In order for plants to be healthy and thrive, they must have the proper combination of sunlight, water, and nutrients. These nutrients provide ingredients that help plants grow healthy and full. When it comes to fertilizer, there are plenty of chemical-laden options you can purchase at most retail and home and garden stores. Organic fertilizers can perform the same job without all the unnecessary synthetic additives. Here are some pros as well as cons when choosing organic fertilizer for your garden.
Some organic material that can be used to fertilize your garden include animal manure, compost, blood meal, fish emulsion, and even granite dust. All of these materials are natural and come from the earth. Here are the advantages of using this kind of fertilizer in your garden:

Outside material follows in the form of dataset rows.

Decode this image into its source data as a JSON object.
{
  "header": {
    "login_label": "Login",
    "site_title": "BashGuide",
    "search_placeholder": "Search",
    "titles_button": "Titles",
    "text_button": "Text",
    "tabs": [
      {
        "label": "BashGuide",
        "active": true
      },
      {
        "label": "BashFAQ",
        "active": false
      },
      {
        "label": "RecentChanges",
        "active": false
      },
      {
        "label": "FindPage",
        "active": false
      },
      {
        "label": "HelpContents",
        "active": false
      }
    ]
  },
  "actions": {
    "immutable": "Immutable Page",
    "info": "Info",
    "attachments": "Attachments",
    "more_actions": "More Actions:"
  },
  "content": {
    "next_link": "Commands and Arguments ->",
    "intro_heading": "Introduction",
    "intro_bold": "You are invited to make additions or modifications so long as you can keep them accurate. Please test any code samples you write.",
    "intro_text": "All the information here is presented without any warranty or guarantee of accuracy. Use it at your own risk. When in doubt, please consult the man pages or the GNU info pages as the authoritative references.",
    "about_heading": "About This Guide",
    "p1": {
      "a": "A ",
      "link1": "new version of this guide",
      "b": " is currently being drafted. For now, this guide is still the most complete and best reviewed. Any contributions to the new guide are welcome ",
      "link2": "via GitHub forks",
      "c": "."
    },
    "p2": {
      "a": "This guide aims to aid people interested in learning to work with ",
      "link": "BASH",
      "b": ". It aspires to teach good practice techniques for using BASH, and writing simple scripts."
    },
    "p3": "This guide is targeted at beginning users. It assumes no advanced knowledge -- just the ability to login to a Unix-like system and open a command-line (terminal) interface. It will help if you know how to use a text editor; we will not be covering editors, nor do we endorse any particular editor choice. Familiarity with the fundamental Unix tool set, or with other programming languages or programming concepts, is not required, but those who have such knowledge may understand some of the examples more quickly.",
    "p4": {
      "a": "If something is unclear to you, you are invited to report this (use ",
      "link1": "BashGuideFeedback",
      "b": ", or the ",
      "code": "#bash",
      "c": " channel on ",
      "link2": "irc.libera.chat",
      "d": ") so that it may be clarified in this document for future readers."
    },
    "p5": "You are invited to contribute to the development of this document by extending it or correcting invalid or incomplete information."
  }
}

- When you add organic compounds to the soil, it can improve its structure and feed the millions of healthy bacteria naturally found in soil known as microbes. When these microbes thrive, they can contribute to the increase of micronutrients, adding beneficial properties that will help plants grow faster, fuller, and more healthily.
- Rather than a "quick shot" feeding that plants receive with synthetic fertilizer, organic alternatives slowly feed plants over time.
- If price is a concern, consider organic fertilizer. It's much less expensive, and in many cases, you can make it yourself. A compost pile in the backyard is easy to make, and you'll have an effective fertilizer just by building a pile of unwanted garbage.
- The popularity of organic fertilizers has greatly increased, so they're much easier to find, and more varieties are available to choose from.
Of course, there are a few disadvantages to using organic fertilizers, and you'll need to weigh these versus the benefits before you opt to use them in your garden. Here are a few of the downsides to using this type of fertilizer:
- Since organic versions of fertilizers typically take longer to work, they may not be helpful to plants that are in serious need of help right away. You may end up adding the organic version hoping to see a dying plant spring back to life, and it could end up being too late by the time they take effect.
- Chemical fertilizers tend to have much higher concentrations of nutrients. They can also hold up to heavy rains and various soils, while organic matter tends to wash away or decompose much more quickly, resulting in you having to reapply the organic version much more often.
- Understanding how to apply synthetic fertilizer is easy. The amount you need is usually right on the packaging. Organic fertilizer may require a lot more product to work effectively, and it could be tricky to determine just how much you'll need to apply.
For more information, contact T And N Inc or a similar company.